Personally, I don’t see why your FH should be punished since you had a first marriage that didn’t work out. You guys are starting a new life together, and presumably you want to pick out your own stuff, not just use what was leftover from your first marriage. I think it is okay to register, but I would be kind of low-key about it. Have your mom/wedding party spread the word.
Yes, your family gave you gifts before, but I’m guessing that your ex ended up with some of the wedding gifts, right? Plus it seems as if people get upset/confused if you do not register and assume you are fishing for cash, or you will end up with a bunch of random things. As someone else said, some people are going to give you gifts anyway, so it is better to have some sort of guideline in place.
Post # 11
I guess I would think that, were I a guest who had attended your previous wedding and also somehow of the mind that I would come eat your food and drink your alcohol and begrudge you a second gift, I actually wouldn’t call to see what you need. If people like that do call, you should certainkly acknowledge their past generosity. And if they seem truly interested in sending a gift, you can tell them what you need or direct them to your registry like any other guest. There is an art to graciously accepting the good wishes of another – and while that doesn’t include expecting a gift, it is ingracious in its own way to insist that people not bring a gift if they would really like to.
Post # 12
As a second-time bride myself, with a first-time groom, I have consulted several etiquette authorities on this point. Miss Manners (my personal favorite) AND Emily Post’s granddaughter or whoever has taken over for her BOTH say that you SHOULD register.
This is not because anybody "owes" you a gift in exchange for anything — your hospitality, the honor of the invitation, etc. But hey, maybe they’d like to help you celebrate by getting you a gift. Why rain on their parade? It’s not as if you’ll be advertising your registry, right? The information will simply be available to those who ask, and the registry is, as Miss Manners points out, really intended to help people who feel moved to generosity, to make it easier on them to find something for you.
And what I keep telling myself is: just because you’ve done it before doesn’t mean it shouldn’t be AT LEAST as much fun this time.
Post # 13
I know a girl getting married about 3 years after her first marriage. She only got divorced about a year ago. She posted her wedding website already and the fact that she had a registry on there makes me feel bad for her family. They already got her something the first time around, she shouldn’t make them do this again, especially just 3 years later. I’m only a “facebook friend”, we did some things together in college, and I haven’t talked to her since her first wedding, but I still thought it was tacky even though I thought she was a nice person.

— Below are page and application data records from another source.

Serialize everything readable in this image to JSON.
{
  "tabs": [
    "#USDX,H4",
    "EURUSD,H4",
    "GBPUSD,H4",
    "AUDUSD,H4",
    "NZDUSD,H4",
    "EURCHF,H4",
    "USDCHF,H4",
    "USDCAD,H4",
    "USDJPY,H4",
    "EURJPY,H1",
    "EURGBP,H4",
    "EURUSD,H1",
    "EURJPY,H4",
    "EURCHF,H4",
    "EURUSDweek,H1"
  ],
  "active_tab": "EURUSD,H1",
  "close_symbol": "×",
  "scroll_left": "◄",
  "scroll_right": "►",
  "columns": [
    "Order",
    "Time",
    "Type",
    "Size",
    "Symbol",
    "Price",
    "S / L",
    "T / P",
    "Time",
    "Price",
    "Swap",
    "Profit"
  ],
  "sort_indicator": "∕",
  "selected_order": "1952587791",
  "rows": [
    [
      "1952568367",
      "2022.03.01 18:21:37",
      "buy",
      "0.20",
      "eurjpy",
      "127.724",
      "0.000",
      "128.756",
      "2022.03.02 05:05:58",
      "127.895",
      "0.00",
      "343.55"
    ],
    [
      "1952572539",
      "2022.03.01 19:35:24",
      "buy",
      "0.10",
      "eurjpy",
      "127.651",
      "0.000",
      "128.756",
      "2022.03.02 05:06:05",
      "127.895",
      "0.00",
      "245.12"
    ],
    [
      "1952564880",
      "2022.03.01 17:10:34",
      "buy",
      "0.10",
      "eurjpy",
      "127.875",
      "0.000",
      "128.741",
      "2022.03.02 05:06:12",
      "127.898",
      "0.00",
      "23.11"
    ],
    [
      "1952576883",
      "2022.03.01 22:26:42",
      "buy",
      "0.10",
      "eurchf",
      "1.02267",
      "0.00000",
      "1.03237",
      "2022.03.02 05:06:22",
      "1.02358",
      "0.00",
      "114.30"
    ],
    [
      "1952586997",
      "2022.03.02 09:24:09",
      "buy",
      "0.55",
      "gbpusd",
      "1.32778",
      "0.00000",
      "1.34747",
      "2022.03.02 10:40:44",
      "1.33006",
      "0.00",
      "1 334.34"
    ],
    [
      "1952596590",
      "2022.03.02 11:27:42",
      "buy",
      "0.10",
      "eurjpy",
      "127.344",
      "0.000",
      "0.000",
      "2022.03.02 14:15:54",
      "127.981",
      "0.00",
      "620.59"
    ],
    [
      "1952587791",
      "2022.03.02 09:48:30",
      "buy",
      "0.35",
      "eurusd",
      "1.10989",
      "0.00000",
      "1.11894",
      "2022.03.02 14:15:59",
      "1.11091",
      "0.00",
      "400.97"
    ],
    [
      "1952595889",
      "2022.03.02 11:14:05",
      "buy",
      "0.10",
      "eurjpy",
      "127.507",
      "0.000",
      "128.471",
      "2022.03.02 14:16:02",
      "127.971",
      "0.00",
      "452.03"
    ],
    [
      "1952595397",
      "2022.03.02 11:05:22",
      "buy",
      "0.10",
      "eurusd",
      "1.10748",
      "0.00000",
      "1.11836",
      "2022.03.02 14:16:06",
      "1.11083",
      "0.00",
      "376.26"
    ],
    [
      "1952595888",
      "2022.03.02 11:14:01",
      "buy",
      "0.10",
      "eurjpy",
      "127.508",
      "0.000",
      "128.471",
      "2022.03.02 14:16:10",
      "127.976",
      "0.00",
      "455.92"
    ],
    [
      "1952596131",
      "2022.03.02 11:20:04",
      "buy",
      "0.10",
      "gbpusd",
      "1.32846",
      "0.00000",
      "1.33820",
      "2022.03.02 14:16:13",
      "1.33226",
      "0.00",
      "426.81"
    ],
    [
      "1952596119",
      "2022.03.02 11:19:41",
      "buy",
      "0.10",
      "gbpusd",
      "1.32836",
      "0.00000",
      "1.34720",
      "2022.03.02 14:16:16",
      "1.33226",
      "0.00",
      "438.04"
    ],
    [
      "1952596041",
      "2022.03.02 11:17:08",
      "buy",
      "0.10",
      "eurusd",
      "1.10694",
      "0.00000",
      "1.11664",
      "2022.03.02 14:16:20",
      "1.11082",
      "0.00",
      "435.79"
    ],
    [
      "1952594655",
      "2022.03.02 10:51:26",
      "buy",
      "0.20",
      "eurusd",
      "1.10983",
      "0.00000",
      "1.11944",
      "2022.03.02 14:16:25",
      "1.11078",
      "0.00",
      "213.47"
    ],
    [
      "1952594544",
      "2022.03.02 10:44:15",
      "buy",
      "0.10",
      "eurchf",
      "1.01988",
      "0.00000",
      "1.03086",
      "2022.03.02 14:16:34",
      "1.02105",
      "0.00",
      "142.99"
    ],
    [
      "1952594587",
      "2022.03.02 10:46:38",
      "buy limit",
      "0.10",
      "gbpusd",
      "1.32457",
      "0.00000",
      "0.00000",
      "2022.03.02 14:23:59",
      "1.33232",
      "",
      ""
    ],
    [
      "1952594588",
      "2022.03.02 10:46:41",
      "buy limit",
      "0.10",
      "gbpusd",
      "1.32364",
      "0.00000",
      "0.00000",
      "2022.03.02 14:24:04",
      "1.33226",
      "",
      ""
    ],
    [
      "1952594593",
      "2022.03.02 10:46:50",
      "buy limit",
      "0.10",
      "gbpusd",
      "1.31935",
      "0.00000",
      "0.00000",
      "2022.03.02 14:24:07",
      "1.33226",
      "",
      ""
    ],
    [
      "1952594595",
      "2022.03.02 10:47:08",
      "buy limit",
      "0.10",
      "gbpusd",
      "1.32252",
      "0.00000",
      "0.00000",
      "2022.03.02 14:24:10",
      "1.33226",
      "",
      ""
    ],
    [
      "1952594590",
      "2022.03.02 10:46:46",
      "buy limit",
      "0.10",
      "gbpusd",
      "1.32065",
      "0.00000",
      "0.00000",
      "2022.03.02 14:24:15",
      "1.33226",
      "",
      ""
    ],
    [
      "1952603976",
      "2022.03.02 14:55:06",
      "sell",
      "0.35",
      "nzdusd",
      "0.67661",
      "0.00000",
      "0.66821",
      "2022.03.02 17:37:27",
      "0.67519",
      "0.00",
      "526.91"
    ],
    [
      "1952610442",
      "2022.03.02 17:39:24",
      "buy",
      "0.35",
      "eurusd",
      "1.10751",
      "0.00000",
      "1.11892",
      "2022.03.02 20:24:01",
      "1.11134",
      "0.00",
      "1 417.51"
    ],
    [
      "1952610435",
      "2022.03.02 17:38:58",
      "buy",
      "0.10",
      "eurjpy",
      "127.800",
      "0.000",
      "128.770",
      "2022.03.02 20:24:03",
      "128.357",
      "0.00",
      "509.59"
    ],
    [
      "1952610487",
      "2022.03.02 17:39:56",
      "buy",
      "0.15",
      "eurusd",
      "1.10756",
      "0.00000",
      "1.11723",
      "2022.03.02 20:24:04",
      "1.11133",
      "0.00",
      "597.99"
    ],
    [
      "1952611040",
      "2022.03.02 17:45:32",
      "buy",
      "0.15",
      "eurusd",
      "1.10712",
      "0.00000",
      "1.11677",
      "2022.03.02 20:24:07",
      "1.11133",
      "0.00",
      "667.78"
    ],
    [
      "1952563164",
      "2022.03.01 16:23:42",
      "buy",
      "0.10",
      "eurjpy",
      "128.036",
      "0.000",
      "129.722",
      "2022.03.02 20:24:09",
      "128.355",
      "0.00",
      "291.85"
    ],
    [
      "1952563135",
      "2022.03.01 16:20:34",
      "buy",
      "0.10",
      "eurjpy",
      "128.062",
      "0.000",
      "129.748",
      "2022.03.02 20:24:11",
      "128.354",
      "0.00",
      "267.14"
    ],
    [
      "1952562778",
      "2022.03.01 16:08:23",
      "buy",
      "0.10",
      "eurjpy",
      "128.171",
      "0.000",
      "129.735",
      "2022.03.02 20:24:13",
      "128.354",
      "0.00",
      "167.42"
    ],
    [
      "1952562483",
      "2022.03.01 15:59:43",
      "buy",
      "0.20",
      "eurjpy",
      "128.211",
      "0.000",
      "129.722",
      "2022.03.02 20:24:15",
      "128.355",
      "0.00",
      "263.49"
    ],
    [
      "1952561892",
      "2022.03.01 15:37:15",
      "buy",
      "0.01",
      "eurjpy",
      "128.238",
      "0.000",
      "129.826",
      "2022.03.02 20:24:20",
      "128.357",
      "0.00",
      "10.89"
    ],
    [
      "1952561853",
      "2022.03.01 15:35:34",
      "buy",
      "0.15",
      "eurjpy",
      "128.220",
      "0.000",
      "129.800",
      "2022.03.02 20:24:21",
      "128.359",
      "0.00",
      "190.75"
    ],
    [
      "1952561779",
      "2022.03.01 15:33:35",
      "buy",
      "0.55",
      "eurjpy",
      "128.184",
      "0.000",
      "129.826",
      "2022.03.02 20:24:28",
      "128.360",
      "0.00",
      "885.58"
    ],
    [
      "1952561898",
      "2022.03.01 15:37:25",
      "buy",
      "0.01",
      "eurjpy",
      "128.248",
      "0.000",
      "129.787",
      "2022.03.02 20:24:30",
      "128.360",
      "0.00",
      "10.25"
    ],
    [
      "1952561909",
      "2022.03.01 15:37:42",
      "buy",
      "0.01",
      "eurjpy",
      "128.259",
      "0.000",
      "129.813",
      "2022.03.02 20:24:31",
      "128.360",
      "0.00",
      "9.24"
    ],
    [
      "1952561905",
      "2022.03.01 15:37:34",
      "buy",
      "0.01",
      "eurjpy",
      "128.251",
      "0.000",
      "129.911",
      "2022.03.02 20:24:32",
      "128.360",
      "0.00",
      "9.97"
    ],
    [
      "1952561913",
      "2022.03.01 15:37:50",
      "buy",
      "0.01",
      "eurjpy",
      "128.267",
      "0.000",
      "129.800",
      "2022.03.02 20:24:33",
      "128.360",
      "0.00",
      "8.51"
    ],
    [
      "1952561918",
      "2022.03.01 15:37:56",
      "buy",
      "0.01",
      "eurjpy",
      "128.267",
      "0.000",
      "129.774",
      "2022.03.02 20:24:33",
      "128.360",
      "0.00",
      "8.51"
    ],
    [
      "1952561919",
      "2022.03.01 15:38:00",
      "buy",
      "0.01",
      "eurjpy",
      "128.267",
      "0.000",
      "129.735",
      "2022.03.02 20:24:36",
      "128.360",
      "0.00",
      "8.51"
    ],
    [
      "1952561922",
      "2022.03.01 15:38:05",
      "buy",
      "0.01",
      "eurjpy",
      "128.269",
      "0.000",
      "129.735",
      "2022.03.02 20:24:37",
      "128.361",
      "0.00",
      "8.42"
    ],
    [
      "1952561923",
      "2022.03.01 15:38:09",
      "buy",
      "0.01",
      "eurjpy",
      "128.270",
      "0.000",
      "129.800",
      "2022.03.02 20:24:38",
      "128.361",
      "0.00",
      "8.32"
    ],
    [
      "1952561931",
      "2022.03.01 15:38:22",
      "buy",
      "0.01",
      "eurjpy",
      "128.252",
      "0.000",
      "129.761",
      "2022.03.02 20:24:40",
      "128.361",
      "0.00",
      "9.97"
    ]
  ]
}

Post # 13
It depends. If the bride was married before, but didn’t have a wedding or any gifts given, then a second marriage is more like a first marriage if the second marriage consists of a ceremony and/or gift giving, and it doesn’t seem strange to give a gift in this circumstance.
Then there are the perpetual, gift-loving brides. The women who have been ceremoniously married multiple times, and happily encourage gift-giving everytime. It creates inequity because by getting married multiple times, one is rewarded as though they’ve accomplished some major life feat, when really, all perpetual brides (or grooms) do is have multiple failed relationships, and jump into new marriages without resolving their personal issues first, so as to avoid [subjecting others to] the same mistakes over and over. Sorry, but multiple (esp. anything over two) marriages are not gift-worthy events.
Post # 14
Are you registering for your baby? If yes, then I would say no to wedding registry.
Post # 15
This thread is 9. Fucking. Years. Old.
angela76 : You should not bump threads this old. Pointless.